ATO changes course on ECPI | Accurium

Following lobbying from the industry, the ATO have updated their technical guidance on claiming exempt current pension income (ECPI)

The change in approach is a great result for SMSF practitioners and their clients and follows industry consultation on the issue.

As we noted in our blog back in May 2015, the ATO raised concerns in a number of outlets earlier this year about how SMSFs were claiming ECPI. They also updated the technical guidance on their website highlighting two key points where they felt trustees were getting it wrong:

  1. Claiming ECPI is not optional.
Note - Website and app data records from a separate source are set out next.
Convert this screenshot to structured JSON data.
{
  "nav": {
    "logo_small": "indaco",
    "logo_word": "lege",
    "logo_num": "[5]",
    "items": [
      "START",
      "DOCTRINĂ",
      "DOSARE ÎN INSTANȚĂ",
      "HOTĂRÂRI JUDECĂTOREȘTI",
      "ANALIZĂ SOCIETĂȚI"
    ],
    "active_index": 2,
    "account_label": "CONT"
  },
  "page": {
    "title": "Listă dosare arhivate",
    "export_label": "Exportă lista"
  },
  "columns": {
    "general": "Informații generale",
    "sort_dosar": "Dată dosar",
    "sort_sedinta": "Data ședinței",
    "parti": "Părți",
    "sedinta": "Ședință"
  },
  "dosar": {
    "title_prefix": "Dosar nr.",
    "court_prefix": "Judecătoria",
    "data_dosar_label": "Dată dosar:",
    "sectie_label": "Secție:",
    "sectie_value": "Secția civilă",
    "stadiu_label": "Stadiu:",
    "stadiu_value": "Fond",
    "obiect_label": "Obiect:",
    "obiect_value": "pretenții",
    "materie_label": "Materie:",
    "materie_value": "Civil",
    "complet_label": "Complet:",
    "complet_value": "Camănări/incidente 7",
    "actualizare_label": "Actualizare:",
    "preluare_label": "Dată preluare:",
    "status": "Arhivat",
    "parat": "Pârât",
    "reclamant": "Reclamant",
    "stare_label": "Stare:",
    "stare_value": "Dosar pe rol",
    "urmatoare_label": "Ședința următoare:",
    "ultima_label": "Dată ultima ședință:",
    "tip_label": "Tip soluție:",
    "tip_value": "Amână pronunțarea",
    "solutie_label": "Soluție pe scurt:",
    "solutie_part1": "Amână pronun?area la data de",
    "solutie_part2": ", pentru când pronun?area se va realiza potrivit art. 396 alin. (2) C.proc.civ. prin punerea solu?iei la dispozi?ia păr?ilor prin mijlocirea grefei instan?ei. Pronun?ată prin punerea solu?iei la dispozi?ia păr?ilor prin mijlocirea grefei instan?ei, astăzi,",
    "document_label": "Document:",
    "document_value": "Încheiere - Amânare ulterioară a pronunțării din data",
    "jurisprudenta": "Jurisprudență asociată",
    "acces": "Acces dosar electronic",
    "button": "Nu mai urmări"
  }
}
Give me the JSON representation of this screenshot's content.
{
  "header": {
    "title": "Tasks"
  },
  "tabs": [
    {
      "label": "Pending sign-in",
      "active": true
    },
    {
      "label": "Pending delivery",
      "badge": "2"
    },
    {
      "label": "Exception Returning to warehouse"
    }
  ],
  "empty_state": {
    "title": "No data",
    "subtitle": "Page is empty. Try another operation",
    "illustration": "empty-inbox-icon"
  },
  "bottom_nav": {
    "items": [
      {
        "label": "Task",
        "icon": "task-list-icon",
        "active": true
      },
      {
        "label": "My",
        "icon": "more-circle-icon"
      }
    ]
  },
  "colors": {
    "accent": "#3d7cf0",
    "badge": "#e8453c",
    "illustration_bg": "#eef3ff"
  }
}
That is, where a fund has pension assets during the year then it must claim any associated earnings as ECPI, even where the amount of ECPI is small enough that it may not be worthwhile for the fund.
  2. Unless pensions are in place for the entire financial year, trustees will need an actuarial certificate to claim ECPI using the segregated method.

Both of these points differ from Accurium’s interpretation of the legislation as well as long standing accepted practice in the SMSF industry. We also received an influx of queries from clients concerned about how to apply the new guidance. In light of this, Accurium made representations to the ATO to support the approach currently being used.

Following a consultation process with a number of key actuaries in the SMSF industry (including Accurium’s Doug McBirnie), the ATO have now accepted that the industry view on these issues does not contravene the legislation.

The ATO have revised their technical guidance on ECPI again and will soon update their website to reflect this change. Importantly, they have confirmed that:

  1. Where it is not in the trustees’ interests to obtain an actuarial certificate and claim ECPI, they are not obliged to do so. For example, where the cost of obtaining a certificate outweighs the tax saving, trustees can opt not to and just pay the tax instead.
  2. Where trustees have segregated assets solely for the purposes of paying account-based type pensions (including allocated and market-linked pensions) they do not need to obtain an actuarial certificate for the earnings on those assets to be exempt from tax. Trustees can use the segregated method to claim ECPI without an actuarial certificate even when those pensions commence or cease during the year.

This is a good outcome. The ATO have removed the confusion around their earlier statements and confirmed that they are happy with standard industry practice. It also reduces red tape by removing the need for an actuarial certificate where it does not provide a benefit to the trustees.

Should you have any questions over when an actuarial certificate is required, or which method to use to claim ECPI, please contact our SMSF Services team and they will be happy to help.


The information in this document is provided by Accurium Pty Limited ABN 13 009 492 219 (Accurium). It is factual information only and is not intended to be financial product advice, tax advice or legal advice and should not be relied upon as such. The information is general in nature and may omit detail that could be significant to your particular circumstances.  While all care has been taken to ensure the information is correct at the time of publishing, superannuation and tax legislation can change from time to time and Accurium is not liable for any loss arising from reliance on this information, including reliance on information that is no longer current. Tax is only one consideration when making a financial decision. We recommend that you seek appropriate professional advice before making any financial decisions.